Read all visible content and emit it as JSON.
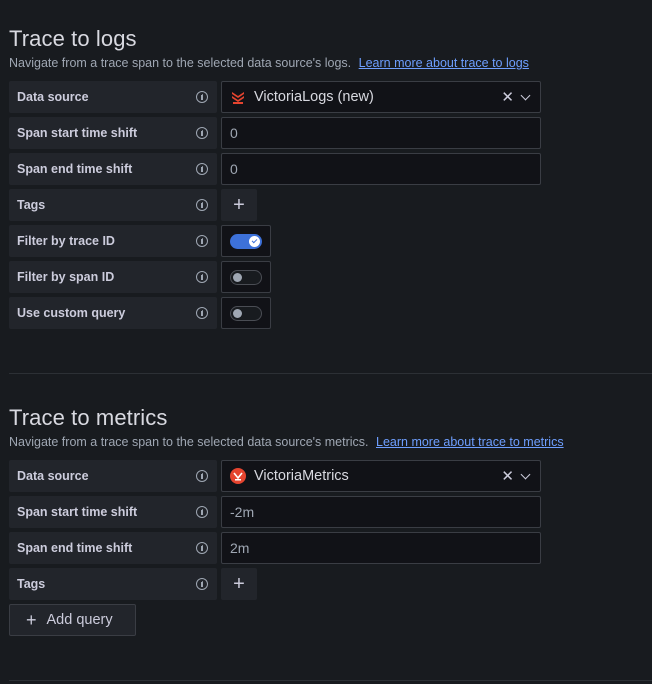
{
  "logs": {
    "title": "Trace to logs",
    "description": "Navigate from a trace span to the selected data source's logs.",
    "learn_more": "Learn more about trace to logs",
    "rows": {
      "data_source": {
        "label": "Data source",
        "value": "VictoriaLogs (new)"
      },
      "span_start": {
        "label": "Span start time shift",
        "placeholder": "0"
      },
      "span_end": {
        "label": "Span end time shift",
        "placeholder": "0"
      },
      "tags": {
        "label": "Tags"
      },
      "filter_trace": {
        "label": "Filter by trace ID",
        "on": true
      },
      "filter_span": {
        "label": "Filter by span ID",
        "on": false
      },
      "custom_query": {
        "label": "Use custom query",
        "on": false
      }
    }
  },
  "metrics": {
    "title": "Trace to metrics",
    "description": "Navigate from a trace span to the selected data source's metrics.",
    "learn_more": "Learn more about trace to metrics",
    "rows": {
      "data_source": {
        "label": "Data source",
        "value": "VictoriaMetrics"
      },
      "span_start": {
        "label": "Span start time shift",
        "value": "-2m"
      },
      "span_end": {
        "label": "Span end time shift",
        "value": "2m"
      },
      "tags": {
        "label": "Tags"
      }
    },
    "add_query_label": "Add query"
  },
  "icons": {
    "clear": "close-icon",
    "dropdown": "chevron-down-icon",
    "info": "info-circle-icon",
    "add": "plus-icon"
  },
  "colors": {
    "background": "#181b1f",
    "label_bg": "#22252b",
    "input_bg": "#111217",
    "link": "#6e9fff",
    "toggle_on": "#3d71d9",
    "victorialogs_brand": "#e5442f",
    "victoriametrics_brand": "#e5442f"
  }
}
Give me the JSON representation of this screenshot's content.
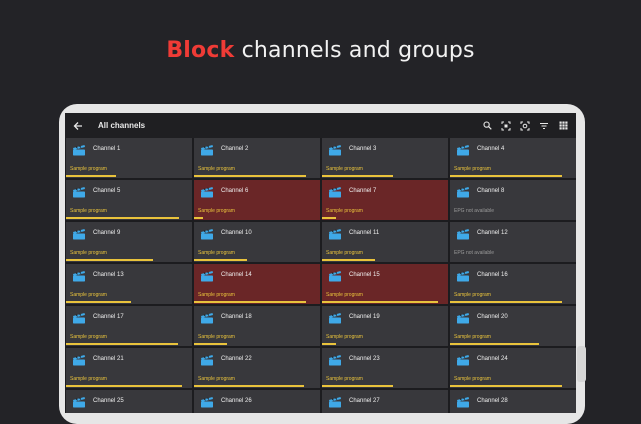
{
  "headline": {
    "accent": "Block",
    "rest": " channels and groups"
  },
  "appbar": {
    "title": "All channels",
    "actions": [
      "search-icon",
      "scan-icon",
      "screenshot-icon",
      "filter-icon",
      "grid-view-icon"
    ]
  },
  "colors": {
    "accent": "#ef3b36",
    "blocked_tile": "#6a2627",
    "tile": "#38383c",
    "progress": "#e9c33c"
  },
  "channels": [
    {
      "name": "Channel 1",
      "program": "Sample program",
      "progress": 0.42,
      "blocked": false
    },
    {
      "name": "Channel 2",
      "program": "Sample program",
      "progress": 0.95,
      "blocked": false
    },
    {
      "name": "Channel 3",
      "program": "Sample program",
      "progress": 0.6,
      "blocked": false
    },
    {
      "name": "Channel 4",
      "program": "Sample program",
      "progress": 0.95,
      "blocked": false
    },
    {
      "name": "Channel 5",
      "program": "Sample program",
      "progress": 0.96,
      "blocked": false
    },
    {
      "name": "Channel 6",
      "program": "Sample program",
      "progress": 0.08,
      "blocked": true
    },
    {
      "name": "Channel 7",
      "program": "Sample program",
      "progress": 0.12,
      "blocked": true
    },
    {
      "name": "Channel 8",
      "program": "EPG not available",
      "progress": 0,
      "blocked": false
    },
    {
      "name": "Channel 9",
      "program": "Sample program",
      "progress": 0.74,
      "blocked": false
    },
    {
      "name": "Channel 10",
      "program": "Sample program",
      "progress": 0.45,
      "blocked": false
    },
    {
      "name": "Channel 11",
      "program": "Sample program",
      "progress": 0.45,
      "blocked": false
    },
    {
      "name": "Channel 12",
      "program": "EPG not available",
      "progress": 0,
      "blocked": false
    },
    {
      "name": "Channel 13",
      "program": "Sample program",
      "progress": 0.55,
      "blocked": false
    },
    {
      "name": "Channel 14",
      "program": "Sample program",
      "progress": 0.95,
      "blocked": true
    },
    {
      "name": "Channel 15",
      "program": "Sample program",
      "progress": 0.98,
      "blocked": true
    },
    {
      "name": "Channel 16",
      "program": "Sample program",
      "progress": 0.95,
      "blocked": false
    },
    {
      "name": "Channel 17",
      "program": "Sample program",
      "progress": 0.95,
      "blocked": false
    },
    {
      "name": "Channel 18",
      "program": "Sample program",
      "progress": 0.28,
      "blocked": false
    },
    {
      "name": "Channel 19",
      "program": "Sample program",
      "progress": 0.12,
      "blocked": false
    },
    {
      "name": "Channel 20",
      "program": "Sample program",
      "progress": 0.75,
      "blocked": false
    },
    {
      "name": "Channel 21",
      "program": "Sample program",
      "progress": 0.98,
      "blocked": false
    },
    {
      "name": "Channel 22",
      "program": "Sample program",
      "progress": 0.93,
      "blocked": false
    },
    {
      "name": "Channel 23",
      "program": "Sample program",
      "progress": 0.6,
      "blocked": false
    },
    {
      "name": "Channel 24",
      "program": "Sample program",
      "progress": 0.95,
      "blocked": false
    },
    {
      "name": "Channel 25",
      "program": "",
      "progress": 0,
      "blocked": false
    },
    {
      "name": "Channel 26",
      "program": "",
      "progress": 0,
      "blocked": false
    },
    {
      "name": "Channel 27",
      "program": "",
      "progress": 0,
      "blocked": false
    },
    {
      "name": "Channel 28",
      "program": "",
      "progress": 0,
      "blocked": false
    }
  ]
}
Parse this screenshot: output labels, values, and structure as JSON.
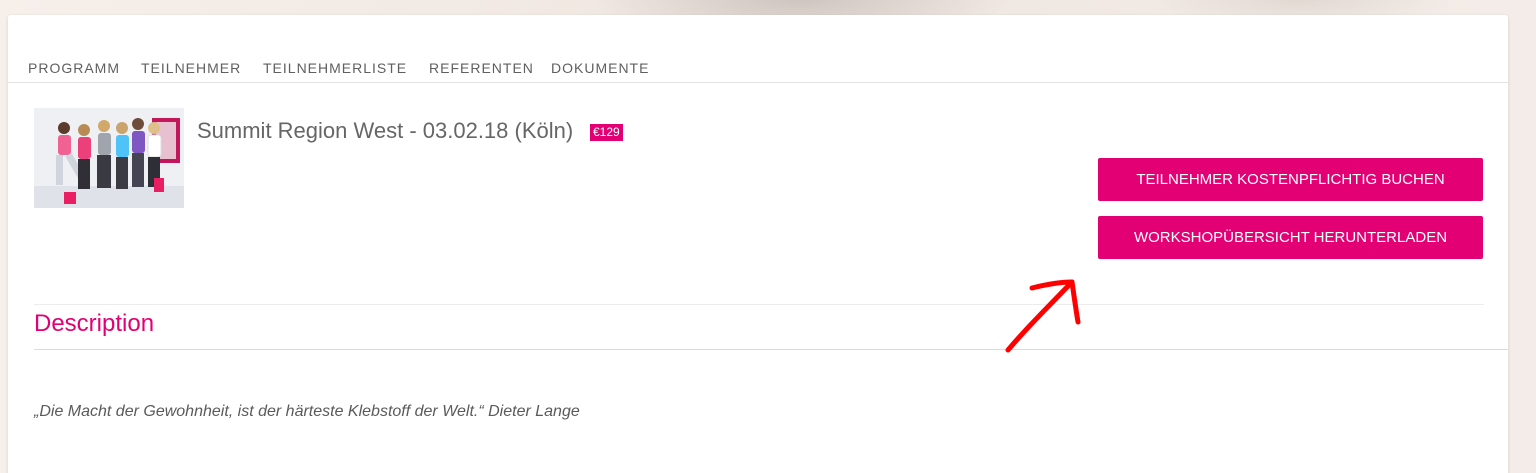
{
  "tabs": [
    "PROGRAMM",
    "TEILNEHMER",
    "TEILNEHMERLISTE",
    "REFERENTEN",
    "DOKUMENTE"
  ],
  "event": {
    "title": "Summit Region West - 03.02.18 (Köln)",
    "price": "€129"
  },
  "buttons": {
    "book": "TEILNEHMER KOSTENPFLICHTIG BUCHEN",
    "download": "WORKSHOPÜBERSICHT HERUNTERLADEN"
  },
  "description": {
    "heading": "Description",
    "quote": "„Die Macht der Gewohnheit, ist der härteste Klebstoff der Welt.“  Dieter Lange"
  },
  "colors": {
    "accent": "#e20074",
    "annotation": "#ff0000"
  },
  "icons": {
    "annotation": "hand-drawn-arrow-icon"
  }
}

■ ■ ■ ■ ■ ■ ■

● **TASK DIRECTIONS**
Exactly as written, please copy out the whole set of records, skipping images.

● **OUTPUT**
Read all visible content and emit it as JSON.
{
  "logs": {
    "title": "Trace to logs",
    "description": "Navigate from a trace span to the selected data source's logs.",
    "learn_more": "Learn more about trace to logs",
    "rows": {
      "data_source": {
        "label": "Data source",
        "value": "VictoriaLogs (new)"
      },
      "span_start": {
        "label": "Span start time shift",
        "placeholder": "0"
      },
      "span_end": {
        "label": "Span end time shift",
        "placeholder": "0"
      },
      "tags": {
        "label": "Tags"
      },
      "filter_trace": {
        "label": "Filter by trace ID",
        "on": true
      },
      "filter_span": {
        "label": "Filter by span ID",
        "on": false
      },
      "custom_query": {
        "label": "Use custom query",
        "on": false
      }
    }
  },
  "metrics": {
    "title": "Trace to metrics",
    "description": "Navigate from a trace span to the selected data source's metrics.",
    "learn_more": "Learn more about trace to metrics",
    "rows": {
      "data_source": {
        "label": "Data source",
        "value": "VictoriaMetrics"
      },
      "span_start": {
        "label": "Span start time shift",
        "value": "-2m"
      },
      "span_end": {
        "label": "Span end time shift",
        "value": "2m"
      },
      "tags": {
        "label": "Tags"
      }
    },
    "add_query_label": "Add query"
  },
  "icons": {
    "clear": "close-icon",
    "dropdown": "chevron-down-icon",
    "info": "info-circle-icon",
    "add": "plus-icon"
  },
  "colors": {
    "background": "#181b1f",
    "label_bg": "#22252b",
    "input_bg": "#111217",
    "link": "#6e9fff",
    "toggle_on": "#3d71d9",
    "victorialogs_brand": "#e5442f",
    "victoriametrics_brand": "#e5442f"
  }
}
Give me the JSON representation of this screenshot's content.
{
  "headline": {
    "accent": "Block",
    "rest": " channels and groups"
  },
  "appbar": {
    "title": "All channels",
    "actions": [
      "search-icon",
      "scan-icon",
      "screenshot-icon",
      "filter-icon",
      "grid-view-icon"
    ]
  },
  "colors": {
    "accent": "#ef3b36",
    "blocked_tile": "#6a2627",
    "tile": "#38383c",
    "progress": "#e9c33c"
  },
  "channels": [
    {
      "name": "Channel 1",
      "program": "Sample program",
      "progress": 0.42,
      "blocked": false
    },
    {
      "name": "Channel 2",
      "program": "Sample program",
      "progress": 0.95,
      "blocked": false
    },
    {
      "name": "Channel 3",
      "program": "Sample program",
      "progress": 0.6,
      "blocked": false
    },
    {
      "name": "Channel 4",
      "program": "Sample program",
      "progress": 0.95,
      "blocked": false
    },
    {
      "name": "Channel 5",
      "program": "Sample program",
      "progress": 0.96,
      "blocked": false
    },
    {
      "name": "Channel 6",
      "program": "Sample program",
      "progress": 0.08,
      "blocked": true
    },
    {
      "name": "Channel 7",
      "program": "Sample program",
      "progress": 0.12,
      "blocked": true
    },
    {
      "name": "Channel 8",
      "program": "EPG not available",
      "progress": 0,
      "blocked": false
    },
    {
      "name": "Channel 9",
      "program": "Sample program",
      "progress": 0.74,
      "blocked": false
    },
    {
      "name": "Channel 10",
      "program": "Sample program",
      "progress": 0.45,
      "blocked": false
    },
    {
      "name": "Channel 11",
      "program": "Sample program",
      "progress": 0.45,
      "blocked": false
    },
    {
      "name": "Channel 12",
      "program": "EPG not available",
      "progress": 0,
      "blocked": false
    },
    {
      "name": "Channel 13",
      "program": "Sample program",
      "progress": 0.55,
      "blocked": false
    },
    {
      "name": "Channel 14",
      "program": "Sample program",
      "progress": 0.95,
      "blocked": true
    },
    {
      "name": "Channel 15",
      "program": "Sample program",
      "progress": 0.98,
      "blocked": true
    },
    {
      "name": "Channel 16",
      "program": "Sample program",
      "progress": 0.95,
      "blocked": false
    },
    {
      "name": "Channel 17",
      "program": "Sample program",
      "progress": 0.95,
      "blocked": false
    },
    {
      "name": "Channel 18",
      "program": "Sample program",
      "progress": 0.28,
      "blocked": false
    },
    {
      "name": "Channel 19",
      "program": "Sample program",
      "progress": 0.12,
      "blocked": false
    },
    {
      "name": "Channel 20",
      "program": "Sample program",
      "progress": 0.75,
      "blocked": false
    },
    {
      "name": "Channel 21",
      "program": "Sample program",
      "progress": 0.98,
      "blocked": false
    },
    {
      "name": "Channel 22",
      "program": "Sample program",
      "progress": 0.93,
      "blocked": false
    },
    {
      "name": "Channel 23",
      "program": "Sample program",
      "progress": 0.6,
      "blocked": false
    },
    {
      "name": "Channel 24",
      "program": "Sample program",
      "progress": 0.95,
      "blocked": false
    },
    {
      "name": "Channel 25",
      "program": "",
      "progress": 0,
      "blocked": false
    },
    {
      "name": "Channel 26",
      "program": "",
      "progress": 0,
      "blocked": false
    },
    {
      "name": "Channel 27",
      "program": "",
      "progress": 0,
      "blocked": false
    },
    {
      "name": "Channel 28",
      "program": "",
      "progress": 0,
      "blocked": false
    }
  ]
}
Parse this screenshot: output labels, values, and structure as JSON.
{
  "tabs": [
    "PROGRAMM",
    "TEILNEHMER",
    "TEILNEHMERLISTE",
    "REFERENTEN",
    "DOKUMENTE"
  ],
  "event": {
    "title": "Summit Region West - 03.02.18 (Köln)",
    "price": "€129"
  },
  "buttons": {
    "book": "TEILNEHMER KOSTENPFLICHTIG BUCHEN",
    "download": "WORKSHOPÜBERSICHT HERUNTERLADEN"
  },
  "description": {
    "heading": "Description",
    "quote": "„Die Macht der Gewohnheit, ist der härteste Klebstoff der Welt.“  Dieter Lange"
  },
  "colors": {
    "accent": "#e20074",
    "annotation": "#ff0000"
  },
  "icons": {
    "annotation": "hand-drawn-arrow-icon"
  }
}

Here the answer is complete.